The trial of Shasta Khan, which opened in Manchester, England, last week, relates to an alleged plot to carry out a bombing campaign against the city’s Jewish community. Her husband, Mohammed Sajid Khan, 33, has already pleaded guilty. The prosecution alleges that couple began “to make preparations to carry out a terrorist attack on British soil, with the most likely target being an Orthodox Jewish area in Prestwich. Between them they made preparations, and acquired substances bought in supermarkets and information to help them in making explosives, and began the process of assembling an improvised explosive device.”
Four Lions was an excellent British comedy about a hapless bunch of would-be jihadis from the north of England. And something of the same ridiculous hangs about the Khan affair: a small terraced house that also served as a hair dressing salon and, allegedly, a bomb factory; CDs of radical speeches found in Shasta Khan’s blue Peugeot car; pictures of Osama bin Laden and other al-Qaeda leaders on the computer, right there next to the family snaps.

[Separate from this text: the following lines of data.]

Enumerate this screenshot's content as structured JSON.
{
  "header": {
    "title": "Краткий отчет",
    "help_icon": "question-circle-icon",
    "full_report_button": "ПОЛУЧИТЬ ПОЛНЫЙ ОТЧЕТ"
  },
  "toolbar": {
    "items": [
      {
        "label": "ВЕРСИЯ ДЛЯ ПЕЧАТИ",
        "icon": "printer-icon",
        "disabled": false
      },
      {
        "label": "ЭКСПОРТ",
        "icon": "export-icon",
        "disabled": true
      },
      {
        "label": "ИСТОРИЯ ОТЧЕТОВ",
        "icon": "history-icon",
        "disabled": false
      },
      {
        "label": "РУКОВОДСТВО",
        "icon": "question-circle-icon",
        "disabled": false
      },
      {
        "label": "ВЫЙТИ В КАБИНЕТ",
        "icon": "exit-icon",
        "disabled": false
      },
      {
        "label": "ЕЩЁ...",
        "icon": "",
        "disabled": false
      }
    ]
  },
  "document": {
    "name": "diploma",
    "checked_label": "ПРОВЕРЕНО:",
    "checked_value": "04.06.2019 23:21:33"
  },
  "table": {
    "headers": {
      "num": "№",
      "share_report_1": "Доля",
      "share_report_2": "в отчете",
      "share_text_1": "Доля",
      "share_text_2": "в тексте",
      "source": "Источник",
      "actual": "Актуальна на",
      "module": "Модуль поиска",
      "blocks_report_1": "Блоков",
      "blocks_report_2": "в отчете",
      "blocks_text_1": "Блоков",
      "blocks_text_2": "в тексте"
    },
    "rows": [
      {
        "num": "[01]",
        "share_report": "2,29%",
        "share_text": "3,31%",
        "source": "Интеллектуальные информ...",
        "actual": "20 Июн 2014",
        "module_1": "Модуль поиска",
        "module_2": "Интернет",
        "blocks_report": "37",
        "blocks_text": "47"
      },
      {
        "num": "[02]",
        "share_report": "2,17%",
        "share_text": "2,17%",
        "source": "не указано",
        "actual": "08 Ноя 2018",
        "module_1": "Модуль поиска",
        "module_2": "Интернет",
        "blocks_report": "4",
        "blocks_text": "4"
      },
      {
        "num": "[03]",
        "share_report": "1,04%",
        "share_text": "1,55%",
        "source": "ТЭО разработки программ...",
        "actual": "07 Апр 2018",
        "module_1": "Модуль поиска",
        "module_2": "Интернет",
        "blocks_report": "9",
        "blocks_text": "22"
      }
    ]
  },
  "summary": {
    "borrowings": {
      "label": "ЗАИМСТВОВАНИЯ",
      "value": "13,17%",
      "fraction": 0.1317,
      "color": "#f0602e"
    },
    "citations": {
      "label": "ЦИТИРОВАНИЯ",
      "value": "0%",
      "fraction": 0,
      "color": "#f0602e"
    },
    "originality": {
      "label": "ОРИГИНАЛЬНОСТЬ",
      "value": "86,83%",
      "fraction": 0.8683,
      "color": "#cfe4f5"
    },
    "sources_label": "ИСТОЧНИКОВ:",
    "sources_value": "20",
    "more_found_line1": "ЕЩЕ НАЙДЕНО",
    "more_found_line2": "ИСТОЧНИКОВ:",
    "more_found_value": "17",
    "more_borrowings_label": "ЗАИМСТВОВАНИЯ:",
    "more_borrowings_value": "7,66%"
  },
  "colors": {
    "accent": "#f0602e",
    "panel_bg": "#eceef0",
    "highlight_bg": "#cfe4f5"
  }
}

And then there are the bomb instructions, titled “Make a Bomb in the Kitchen of Your Mom.” No wonder the prosecution is calling it the ‘Jihad at home’ case.
Even the collapse of the plot was ridiculous. According to the Jewish Chronicle trial reporter, the jury was told that when Mr. Khan assaulted his father-in-law, “Shasta Khan and her family took the opportunity to ‘spill the beans,’ telling police Mohammed was a ‘home-grown terrorist.’”
And yet, the line between the ridiculous and the deadly is thin. We are also hearing about a plastic bag filled with adapted Christmas tree lights to make a detonator and items to extract the explosive potassium chlorate from household chemicals. And about the 71 execution videos police found downloaded to the defendant’s laptop. Chillingly, the prosecutor told the court that “Mrs. Khan told police that she had driven her husband to a Prestwich synagogue, and twice they had sat in its car park watching Jewish people enter, while her husband said a Koranic-inspired verse calling Jews ‘dirty’ and said ‘we must kill them all.’”
The trial continues, and I will blog here again about what this case tells us about radicalization and anti-Semitism in the UK today. We might yet discover much of great value to the work of counter-radicalization.
Photo Credit: Peter Gagilas